2019 has been milestone year for Airbus, as it marks 50 years of success for both its commercial aviation and helicopter businesses. Airbus Helicopters Inc. (AHI) invited media guests to its facilities in Columbus, Mississippi and Grand Prairie, Texas to learn about its products and operations, capped off by a special flight on the H135 light twin helicopter.
Following a safety briefing, our flight departed from the Airbus Helicopters facility at Grand Prairie Municipal Airport (GPM). Our aircraft, N135HX was completed in March of this year. The H135 passenger cabin was fully occupied with six guests, seated in two rows which faced each other. Each passenger wore a Bose headset in order to hear the pilot and communicate between each other. On the exterior, the H135 operates 6.5 decibels below the ICAO standard noise limit, meaning it can come and go while causing minimal disturbance to those on the ground.
As we cruised at 1,100 feet above ground level, the cabin had a mild, calming vibration that felt like a massage chair. Passenger legroom felt ample for a heli, roughly equivalent to that of most airlines’ economy class, and overhead air conditioning vents kept us cool throughout the trip. We wore 5-point harness belts to minimize movement, but the pleasant weather kept the flight very smooth.
H135 Specifications and Capabilities
- 1 or 2 pilots and up to six passengers
- EMS configuration fits two medics and a stretcher
- 160 miles per hour max speed
- 342 nautical mile range
- 6,576 pounds maximum takeoff weight
- Engines — Safran Arrius 2B2plus or Pratt & Whitney Canada’s 206B3
Our pilot, Chief Instructor Tim McAdams explained and demonstrated the H135’s modern performance functions, including the Helionix avionics suite. Helionix was developed in-house by Airbus, designed to reduce pilot workload and increase safety by presenting the most relevant information when the pilot needs it. Its latest Step 3 upgrade includes 3D real-time terrain mapping in its Synthetic Vision System (SVS), along with an upgraded Helicopter Terrain Avoidance and Warning System (HTAWS). The avionics information is displayed on the Garmin GTN 750 touchscreen display. The displays can be mounted for one or two pilots.
McAdams also demonstrated the H135s autopilot functions, such as hovering, target following, and ascent/descent at specified rates. Interestingly, he served as training instructor for action film star Tom Cruise in the 2018 film, ‘Mission: Impossible – Fallout.’ Cruise did all of his own flying for his helicopter scenes in the movie.
The highlight of our demonstration flight included aerial views of the current and future Texas Rangers baseball stadiums, and AT&T Stadium, home of the Dallas Cowboys NFL football team. AHI is very proud to have Dallas Cowboys owner Jerry Jones as a customer.
Jones purchased a H145 to shuttle him between the team’s facilities, which are nearly 40 miles apart and take up to an hour and a half to commute between by car.
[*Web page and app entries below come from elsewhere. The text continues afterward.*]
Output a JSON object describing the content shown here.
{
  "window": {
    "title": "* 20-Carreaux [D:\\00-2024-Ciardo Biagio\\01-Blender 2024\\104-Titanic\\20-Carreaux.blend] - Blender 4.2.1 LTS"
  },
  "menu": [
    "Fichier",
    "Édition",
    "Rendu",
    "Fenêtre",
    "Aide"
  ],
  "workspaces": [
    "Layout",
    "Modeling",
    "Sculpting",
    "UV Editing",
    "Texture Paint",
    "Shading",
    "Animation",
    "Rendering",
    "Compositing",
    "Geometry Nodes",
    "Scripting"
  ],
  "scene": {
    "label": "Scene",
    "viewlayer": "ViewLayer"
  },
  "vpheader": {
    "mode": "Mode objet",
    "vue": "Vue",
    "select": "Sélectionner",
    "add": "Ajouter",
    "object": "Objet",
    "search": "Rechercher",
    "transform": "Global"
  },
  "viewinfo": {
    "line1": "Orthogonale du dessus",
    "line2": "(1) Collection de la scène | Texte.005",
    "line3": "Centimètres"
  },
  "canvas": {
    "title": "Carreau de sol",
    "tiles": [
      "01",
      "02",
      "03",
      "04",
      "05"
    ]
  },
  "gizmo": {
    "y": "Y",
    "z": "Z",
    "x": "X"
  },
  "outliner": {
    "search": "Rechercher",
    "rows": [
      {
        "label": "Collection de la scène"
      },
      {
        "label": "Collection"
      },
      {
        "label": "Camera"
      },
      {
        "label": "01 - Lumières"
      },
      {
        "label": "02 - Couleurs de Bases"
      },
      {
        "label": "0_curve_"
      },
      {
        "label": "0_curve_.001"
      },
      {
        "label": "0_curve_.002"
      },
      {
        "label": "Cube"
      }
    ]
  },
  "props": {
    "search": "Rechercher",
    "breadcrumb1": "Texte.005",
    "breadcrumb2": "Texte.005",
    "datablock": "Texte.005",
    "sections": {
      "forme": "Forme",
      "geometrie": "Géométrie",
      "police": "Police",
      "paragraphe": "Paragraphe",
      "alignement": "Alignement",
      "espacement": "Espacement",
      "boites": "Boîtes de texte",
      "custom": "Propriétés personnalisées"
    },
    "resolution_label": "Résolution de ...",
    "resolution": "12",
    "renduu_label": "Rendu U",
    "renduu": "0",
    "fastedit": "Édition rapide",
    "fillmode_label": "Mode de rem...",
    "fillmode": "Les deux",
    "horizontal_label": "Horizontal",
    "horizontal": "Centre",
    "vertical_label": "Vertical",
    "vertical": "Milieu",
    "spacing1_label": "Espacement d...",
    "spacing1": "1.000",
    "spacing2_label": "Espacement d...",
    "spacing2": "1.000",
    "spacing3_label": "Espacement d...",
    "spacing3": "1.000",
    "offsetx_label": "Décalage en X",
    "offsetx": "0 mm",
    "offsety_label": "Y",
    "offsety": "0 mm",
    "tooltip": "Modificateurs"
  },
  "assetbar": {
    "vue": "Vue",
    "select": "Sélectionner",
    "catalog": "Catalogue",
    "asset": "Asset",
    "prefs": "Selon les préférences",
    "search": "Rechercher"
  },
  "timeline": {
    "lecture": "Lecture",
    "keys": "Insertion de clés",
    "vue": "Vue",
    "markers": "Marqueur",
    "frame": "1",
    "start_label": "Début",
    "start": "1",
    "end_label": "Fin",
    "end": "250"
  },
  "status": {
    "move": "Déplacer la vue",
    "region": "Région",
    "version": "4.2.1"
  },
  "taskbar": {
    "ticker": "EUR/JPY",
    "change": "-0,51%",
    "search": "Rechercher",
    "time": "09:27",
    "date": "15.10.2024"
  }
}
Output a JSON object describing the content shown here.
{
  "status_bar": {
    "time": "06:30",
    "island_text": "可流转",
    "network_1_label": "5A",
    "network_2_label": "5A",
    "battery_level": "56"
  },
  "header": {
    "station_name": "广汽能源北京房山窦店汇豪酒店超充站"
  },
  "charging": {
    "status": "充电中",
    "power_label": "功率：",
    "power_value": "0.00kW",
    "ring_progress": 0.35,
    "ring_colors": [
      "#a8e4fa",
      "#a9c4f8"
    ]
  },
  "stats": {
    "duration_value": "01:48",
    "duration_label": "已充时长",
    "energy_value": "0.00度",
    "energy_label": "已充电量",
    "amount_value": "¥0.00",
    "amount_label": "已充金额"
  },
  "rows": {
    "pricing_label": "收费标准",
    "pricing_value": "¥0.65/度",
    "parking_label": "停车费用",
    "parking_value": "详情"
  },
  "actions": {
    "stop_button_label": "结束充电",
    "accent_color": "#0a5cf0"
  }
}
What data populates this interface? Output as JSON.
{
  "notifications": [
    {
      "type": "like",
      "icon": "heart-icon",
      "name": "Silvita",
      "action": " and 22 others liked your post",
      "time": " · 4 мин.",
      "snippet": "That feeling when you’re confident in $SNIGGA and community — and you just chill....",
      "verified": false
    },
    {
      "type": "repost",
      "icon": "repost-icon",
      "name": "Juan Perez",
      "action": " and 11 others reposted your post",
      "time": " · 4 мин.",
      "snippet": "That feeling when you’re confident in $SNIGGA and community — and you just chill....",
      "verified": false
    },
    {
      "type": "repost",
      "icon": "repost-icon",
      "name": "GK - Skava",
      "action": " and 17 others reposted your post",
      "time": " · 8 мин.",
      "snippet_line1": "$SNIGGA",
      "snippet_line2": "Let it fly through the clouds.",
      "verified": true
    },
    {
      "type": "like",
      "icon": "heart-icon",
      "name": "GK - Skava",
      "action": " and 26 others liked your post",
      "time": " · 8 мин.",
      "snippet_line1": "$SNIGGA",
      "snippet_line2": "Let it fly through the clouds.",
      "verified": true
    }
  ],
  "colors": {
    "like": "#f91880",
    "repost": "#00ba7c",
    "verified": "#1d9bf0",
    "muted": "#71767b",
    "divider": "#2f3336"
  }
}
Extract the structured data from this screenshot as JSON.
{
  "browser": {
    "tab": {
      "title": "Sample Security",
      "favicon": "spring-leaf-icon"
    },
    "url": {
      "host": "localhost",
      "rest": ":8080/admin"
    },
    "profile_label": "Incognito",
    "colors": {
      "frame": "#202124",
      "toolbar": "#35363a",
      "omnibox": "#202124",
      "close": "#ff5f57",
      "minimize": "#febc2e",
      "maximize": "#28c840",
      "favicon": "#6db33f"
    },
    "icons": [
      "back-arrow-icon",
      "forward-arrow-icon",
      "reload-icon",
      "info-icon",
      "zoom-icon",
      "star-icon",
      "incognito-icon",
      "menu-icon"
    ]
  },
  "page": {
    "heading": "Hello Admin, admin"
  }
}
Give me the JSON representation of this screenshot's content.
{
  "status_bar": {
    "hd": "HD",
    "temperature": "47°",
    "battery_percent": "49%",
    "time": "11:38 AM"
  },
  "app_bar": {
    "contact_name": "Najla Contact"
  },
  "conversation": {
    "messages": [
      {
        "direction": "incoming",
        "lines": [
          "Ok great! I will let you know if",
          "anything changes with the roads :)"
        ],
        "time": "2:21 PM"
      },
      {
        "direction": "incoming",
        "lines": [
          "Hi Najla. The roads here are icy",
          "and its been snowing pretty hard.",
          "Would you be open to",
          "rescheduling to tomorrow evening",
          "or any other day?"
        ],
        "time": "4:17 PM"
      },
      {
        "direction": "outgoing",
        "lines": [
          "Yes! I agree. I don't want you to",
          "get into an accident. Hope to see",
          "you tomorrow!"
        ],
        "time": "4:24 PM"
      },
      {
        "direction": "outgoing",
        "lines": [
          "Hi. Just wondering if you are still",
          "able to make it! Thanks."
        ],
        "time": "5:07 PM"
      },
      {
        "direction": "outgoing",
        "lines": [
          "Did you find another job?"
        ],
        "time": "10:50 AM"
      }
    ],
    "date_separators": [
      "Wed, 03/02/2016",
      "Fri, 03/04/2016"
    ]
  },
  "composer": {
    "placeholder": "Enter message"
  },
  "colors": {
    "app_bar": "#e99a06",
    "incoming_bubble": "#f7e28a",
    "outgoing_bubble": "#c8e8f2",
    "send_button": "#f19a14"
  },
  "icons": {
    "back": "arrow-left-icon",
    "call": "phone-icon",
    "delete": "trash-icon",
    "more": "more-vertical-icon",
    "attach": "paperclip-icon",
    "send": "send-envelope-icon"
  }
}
The flight between facilities takes as little as 13 minutes. The helicopter saves the billionaire hours of valuable time by avoiding road traffic. Jones made a special fly-in appearance at AHI’s 50th Anniversary customer party in Grand Prairie on 26 September.
Airbus Helicopters offers customers a myriad of interior customization options, from seats and seating surfaces to décor. In addition, customers can play with the exterior look of their new rotorcraft by downloading a paint configurator app for Apple iOS or Android devices.
Apart from corporate and personal use, the H135 is used in a variety of missions worldwide, such as law enforcement, emergency medical services and tourism scenery flights.
AHI is currently working with the US Navy on a campaign to sell the H135 as an off-the-shelf training solution. Built in Columbus, Mississippi, H135s are currently being used by militaries in 12 other countries for this purpose.
Editorial disclosure: Airbus Helicopters provided all travel and hospitality accommodations for this event, however all accounts and opinions within the story belong solely to the author and RGN.
All images are credited to the author, Paul Thompson